Due to insufficient CPF retirement fund, Singaporean elderly are turning to crimes to get free lodging and food from the prison. According to state media Straits Times, the number of elderly prisoners above the age of 60 have doubled in the past 5 years from 359 at 2.8% of the prison population in 2012, to 651, or 5.3%,in 2016.
Some of the crimes featuring elderly that came out in the news in recent years are one where a 71-year-old man vandalised “return our CPF” message at various bus stops. Just last week, a 64-year-old elderly was charged for criminal misappropriation for stealing copper cables from his employer building to pay for his wife’s cancer treatment.
The Singapore Prison Service retrofitted 25 cells with mobility-aid features like handrails, grab bars, anti-slip flooring and nurse call help button. State media Straits Times however attributed the double in elderly inmates due to an ageing population.
In countries with high income inequality like United States, the poor and elderly often turn to prison to get free healthcare or escape from the exorbitant cost of living. Singapore’s GINI coefficient is higher than that of US, and there is no Minimum Wage. Singapore elderly typically work as security guards or cleaners and they earn as low as S$5 an hour on contract jobs with no medical or annual leaves benefits. In addition to exorbitant and rising medical costs, Singaporeans also do not have free access to their Medisave savings. It is hence becoming a trend that elderly commit a crime to get a regimented lifestyle in prison with three meals and healthcare taken care of than a life in extreme poverty on the Singapore streets.

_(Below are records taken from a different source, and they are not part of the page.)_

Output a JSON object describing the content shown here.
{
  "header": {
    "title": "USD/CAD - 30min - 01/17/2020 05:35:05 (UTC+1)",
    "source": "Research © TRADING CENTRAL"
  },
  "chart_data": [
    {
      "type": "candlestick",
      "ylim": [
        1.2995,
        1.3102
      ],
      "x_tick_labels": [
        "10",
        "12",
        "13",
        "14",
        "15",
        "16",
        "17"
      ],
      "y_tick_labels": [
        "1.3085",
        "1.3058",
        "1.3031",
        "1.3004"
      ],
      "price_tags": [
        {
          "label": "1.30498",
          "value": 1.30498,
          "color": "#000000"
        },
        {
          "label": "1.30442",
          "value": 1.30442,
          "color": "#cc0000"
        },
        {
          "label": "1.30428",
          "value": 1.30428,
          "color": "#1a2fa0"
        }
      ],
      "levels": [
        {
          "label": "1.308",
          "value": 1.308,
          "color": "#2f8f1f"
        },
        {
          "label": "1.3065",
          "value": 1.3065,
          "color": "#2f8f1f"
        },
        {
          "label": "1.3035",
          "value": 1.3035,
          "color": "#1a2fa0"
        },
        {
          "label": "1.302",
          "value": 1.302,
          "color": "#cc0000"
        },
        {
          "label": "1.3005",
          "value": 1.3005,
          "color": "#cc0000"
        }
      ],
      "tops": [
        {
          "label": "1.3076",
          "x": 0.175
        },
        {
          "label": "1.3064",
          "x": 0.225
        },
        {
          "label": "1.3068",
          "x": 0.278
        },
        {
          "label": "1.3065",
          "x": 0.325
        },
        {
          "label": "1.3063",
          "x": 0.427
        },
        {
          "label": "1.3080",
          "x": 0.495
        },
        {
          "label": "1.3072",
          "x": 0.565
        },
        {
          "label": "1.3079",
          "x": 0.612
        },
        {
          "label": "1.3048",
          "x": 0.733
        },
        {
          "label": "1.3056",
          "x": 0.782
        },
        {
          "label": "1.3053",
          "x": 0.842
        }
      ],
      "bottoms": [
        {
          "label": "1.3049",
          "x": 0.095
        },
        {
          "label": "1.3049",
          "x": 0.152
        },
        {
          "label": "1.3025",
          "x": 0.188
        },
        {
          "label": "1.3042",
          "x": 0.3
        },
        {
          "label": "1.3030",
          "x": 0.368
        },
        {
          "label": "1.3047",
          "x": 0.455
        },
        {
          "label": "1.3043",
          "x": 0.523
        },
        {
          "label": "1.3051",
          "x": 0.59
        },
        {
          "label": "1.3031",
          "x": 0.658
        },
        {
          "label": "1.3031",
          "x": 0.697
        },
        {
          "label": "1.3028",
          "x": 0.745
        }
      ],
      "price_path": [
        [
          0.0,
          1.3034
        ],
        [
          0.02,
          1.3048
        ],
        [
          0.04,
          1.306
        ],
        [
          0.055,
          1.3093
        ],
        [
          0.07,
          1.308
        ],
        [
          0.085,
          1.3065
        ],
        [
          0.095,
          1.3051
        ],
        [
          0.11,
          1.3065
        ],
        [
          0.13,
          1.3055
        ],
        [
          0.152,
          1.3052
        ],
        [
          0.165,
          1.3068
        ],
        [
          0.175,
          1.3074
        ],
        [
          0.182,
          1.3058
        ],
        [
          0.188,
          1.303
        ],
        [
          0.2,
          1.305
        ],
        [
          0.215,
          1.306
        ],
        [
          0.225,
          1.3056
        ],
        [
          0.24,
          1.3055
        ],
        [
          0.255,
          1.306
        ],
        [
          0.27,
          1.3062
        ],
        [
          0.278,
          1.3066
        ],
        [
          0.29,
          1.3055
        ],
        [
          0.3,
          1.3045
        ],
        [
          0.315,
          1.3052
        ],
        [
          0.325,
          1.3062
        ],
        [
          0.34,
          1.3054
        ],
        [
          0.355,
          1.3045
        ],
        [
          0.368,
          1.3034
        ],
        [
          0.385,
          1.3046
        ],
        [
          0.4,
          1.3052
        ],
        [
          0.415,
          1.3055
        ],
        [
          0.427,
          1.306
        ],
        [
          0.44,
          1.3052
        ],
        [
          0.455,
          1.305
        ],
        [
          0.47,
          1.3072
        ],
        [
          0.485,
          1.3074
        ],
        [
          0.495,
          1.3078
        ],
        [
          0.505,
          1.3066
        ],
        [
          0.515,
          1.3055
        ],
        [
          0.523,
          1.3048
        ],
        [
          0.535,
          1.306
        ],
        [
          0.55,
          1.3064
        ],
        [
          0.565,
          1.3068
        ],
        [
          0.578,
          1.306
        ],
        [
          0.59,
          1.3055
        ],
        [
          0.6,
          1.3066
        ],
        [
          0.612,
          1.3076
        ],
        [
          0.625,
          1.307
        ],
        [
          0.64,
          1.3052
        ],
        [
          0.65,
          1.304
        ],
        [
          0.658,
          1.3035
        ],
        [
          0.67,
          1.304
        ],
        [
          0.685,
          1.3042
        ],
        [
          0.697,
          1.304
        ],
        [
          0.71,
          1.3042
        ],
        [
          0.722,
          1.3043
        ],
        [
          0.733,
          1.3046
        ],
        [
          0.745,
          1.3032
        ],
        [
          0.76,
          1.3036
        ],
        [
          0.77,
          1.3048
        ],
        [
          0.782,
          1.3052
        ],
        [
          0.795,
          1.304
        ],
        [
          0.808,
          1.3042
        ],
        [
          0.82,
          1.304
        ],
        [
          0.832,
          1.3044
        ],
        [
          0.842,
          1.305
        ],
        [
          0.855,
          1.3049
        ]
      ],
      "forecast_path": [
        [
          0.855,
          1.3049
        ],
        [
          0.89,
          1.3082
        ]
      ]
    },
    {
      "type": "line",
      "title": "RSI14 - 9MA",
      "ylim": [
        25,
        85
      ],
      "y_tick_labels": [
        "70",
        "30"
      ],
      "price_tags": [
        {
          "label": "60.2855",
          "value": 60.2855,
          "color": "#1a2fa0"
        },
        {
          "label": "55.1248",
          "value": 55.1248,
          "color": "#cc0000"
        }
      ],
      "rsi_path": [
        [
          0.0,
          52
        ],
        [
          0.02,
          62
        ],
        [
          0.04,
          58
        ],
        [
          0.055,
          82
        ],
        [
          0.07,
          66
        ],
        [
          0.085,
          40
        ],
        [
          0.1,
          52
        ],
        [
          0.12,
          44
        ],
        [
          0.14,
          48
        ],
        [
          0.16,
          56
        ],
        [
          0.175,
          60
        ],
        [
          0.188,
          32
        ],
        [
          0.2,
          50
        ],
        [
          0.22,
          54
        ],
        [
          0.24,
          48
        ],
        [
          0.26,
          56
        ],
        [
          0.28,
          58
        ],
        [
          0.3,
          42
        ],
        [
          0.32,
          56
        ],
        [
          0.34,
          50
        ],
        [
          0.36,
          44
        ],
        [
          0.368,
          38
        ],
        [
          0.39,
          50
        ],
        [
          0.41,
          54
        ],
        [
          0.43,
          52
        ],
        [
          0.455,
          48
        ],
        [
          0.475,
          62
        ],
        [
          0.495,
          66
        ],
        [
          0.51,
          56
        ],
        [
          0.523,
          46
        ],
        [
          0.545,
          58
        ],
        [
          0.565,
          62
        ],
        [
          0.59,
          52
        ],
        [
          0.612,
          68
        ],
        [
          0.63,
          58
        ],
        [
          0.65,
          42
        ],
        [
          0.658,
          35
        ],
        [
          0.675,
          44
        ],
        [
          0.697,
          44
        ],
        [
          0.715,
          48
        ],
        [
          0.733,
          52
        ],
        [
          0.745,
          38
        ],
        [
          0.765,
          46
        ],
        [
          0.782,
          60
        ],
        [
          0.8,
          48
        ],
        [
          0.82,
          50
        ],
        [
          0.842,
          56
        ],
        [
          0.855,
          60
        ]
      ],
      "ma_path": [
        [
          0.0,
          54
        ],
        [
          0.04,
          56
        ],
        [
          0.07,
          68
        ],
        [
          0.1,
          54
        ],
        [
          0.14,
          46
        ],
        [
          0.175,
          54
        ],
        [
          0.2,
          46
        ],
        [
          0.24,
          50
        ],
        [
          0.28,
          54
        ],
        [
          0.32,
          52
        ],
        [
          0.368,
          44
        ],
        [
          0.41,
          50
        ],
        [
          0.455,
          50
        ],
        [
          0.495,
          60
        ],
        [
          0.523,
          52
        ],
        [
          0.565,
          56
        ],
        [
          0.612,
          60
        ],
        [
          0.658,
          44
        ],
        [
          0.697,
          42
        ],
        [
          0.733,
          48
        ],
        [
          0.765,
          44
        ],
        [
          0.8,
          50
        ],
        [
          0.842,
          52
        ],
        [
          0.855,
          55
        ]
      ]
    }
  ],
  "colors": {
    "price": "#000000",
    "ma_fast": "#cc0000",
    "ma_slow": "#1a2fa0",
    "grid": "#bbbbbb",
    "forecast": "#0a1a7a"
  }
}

Singapore’s CPF retirement payout has dwindled in value due to depression of interest rate by Prime Minister Lee Hsien Loong. The floor rate of 2.5% has been kept intact since Lee Hsien Loong took office in 2004 – coincidentally, his wife became CEO of Temasek Holdings, the sovereign wealth fund company managing CPF funds, in the same year.